A $35 billion contract has been awarded to Europe's Airbus consortium to build the latest generation of tanker planes. The decision has sparked anger from Boeing's congressional supporters and critics of outsourcing. It has also focused attention on McCain's reliance on lobbyists in his campaign for president because his finance chairman and several other top advisers lobbied for Airbus last year when it was in fierce competition with Boeing for the Air Force contract.
NY Times: Ferraro’s Obama Remarks Become Talk of Campaign
The Democratic presidential contest was jolted Tuesday by accusations surrounding race and sex, set off by remarks from Geraldine A. Ferraro that Senator Barack Obama had received preferential treatment because he is a black man.
WSJ: If Spitzer Quits, Clinton Would Lose One of Her Superdelegates
If New York Gov. Eliot Spitzer resigns, Democratic presidential candidate Sen. Hillary Clinton will be down one superdelegate. The scandal-tainted governor and his lieutenant governor, David Paterson, who is a Democratic National Committee member, are among the roughly 800 superdelegates who will also cast ballots at the August nominating convention. Both support Sen. Clinton. The DNC confirmed yesterday that New York would lose Mr. Spitzer's superdelegate slot if he resigns.
Compiled by Jonathan Helman, CNN Washington Bureau
*Hillary Clinton addresses the Hispanic Chamber of Commerce and attends the National Newspaper Publishers Association Presidential Forum in Washington, DC

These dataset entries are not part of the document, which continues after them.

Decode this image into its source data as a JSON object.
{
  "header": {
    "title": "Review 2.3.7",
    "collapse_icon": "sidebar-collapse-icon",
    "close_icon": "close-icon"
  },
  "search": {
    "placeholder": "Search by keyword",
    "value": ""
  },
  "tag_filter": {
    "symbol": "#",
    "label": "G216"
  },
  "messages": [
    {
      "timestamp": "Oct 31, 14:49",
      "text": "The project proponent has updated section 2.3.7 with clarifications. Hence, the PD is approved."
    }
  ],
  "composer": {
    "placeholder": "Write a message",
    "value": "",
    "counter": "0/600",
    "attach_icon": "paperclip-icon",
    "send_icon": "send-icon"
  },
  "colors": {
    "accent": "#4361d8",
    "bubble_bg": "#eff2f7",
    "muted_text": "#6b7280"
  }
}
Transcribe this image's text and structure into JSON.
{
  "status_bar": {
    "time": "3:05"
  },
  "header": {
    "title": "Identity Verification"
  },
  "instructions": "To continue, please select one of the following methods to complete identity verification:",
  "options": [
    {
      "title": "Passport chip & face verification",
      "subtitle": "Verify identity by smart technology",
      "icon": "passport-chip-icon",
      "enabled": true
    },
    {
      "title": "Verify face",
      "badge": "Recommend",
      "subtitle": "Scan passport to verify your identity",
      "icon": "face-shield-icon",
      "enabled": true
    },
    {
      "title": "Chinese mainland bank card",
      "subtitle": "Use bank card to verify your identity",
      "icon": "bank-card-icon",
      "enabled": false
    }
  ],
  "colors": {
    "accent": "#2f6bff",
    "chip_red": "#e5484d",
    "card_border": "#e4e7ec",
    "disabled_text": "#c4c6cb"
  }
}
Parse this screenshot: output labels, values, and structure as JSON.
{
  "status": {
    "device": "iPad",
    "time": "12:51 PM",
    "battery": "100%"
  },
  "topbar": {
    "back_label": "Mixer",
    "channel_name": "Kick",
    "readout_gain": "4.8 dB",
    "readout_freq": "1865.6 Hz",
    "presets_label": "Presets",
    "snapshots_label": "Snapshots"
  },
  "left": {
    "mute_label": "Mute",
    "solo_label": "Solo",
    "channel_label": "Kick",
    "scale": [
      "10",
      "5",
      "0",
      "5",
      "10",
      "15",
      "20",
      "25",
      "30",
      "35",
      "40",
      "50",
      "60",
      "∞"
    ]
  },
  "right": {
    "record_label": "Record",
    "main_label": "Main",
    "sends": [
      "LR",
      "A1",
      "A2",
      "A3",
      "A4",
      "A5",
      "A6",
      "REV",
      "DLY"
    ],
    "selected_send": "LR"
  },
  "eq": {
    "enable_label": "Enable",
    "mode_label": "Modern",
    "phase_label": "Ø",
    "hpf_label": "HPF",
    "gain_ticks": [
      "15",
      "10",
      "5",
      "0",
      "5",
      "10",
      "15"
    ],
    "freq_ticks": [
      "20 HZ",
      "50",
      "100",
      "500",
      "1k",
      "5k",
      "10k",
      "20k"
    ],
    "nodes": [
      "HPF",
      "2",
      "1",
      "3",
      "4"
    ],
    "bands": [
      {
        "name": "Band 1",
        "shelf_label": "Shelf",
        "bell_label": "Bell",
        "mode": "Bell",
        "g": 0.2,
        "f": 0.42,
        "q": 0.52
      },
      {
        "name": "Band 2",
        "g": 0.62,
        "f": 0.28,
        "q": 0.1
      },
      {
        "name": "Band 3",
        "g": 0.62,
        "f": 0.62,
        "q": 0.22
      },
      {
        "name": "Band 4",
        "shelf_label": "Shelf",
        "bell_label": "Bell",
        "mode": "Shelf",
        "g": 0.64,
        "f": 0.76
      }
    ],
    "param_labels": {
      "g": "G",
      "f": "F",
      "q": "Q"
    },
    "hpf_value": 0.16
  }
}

*John McCain holds a town hall meeting and a media availability in Exeter, New Hampshire.
*Barack Obama holds a media availability in Philadelphia, Pennsylvania.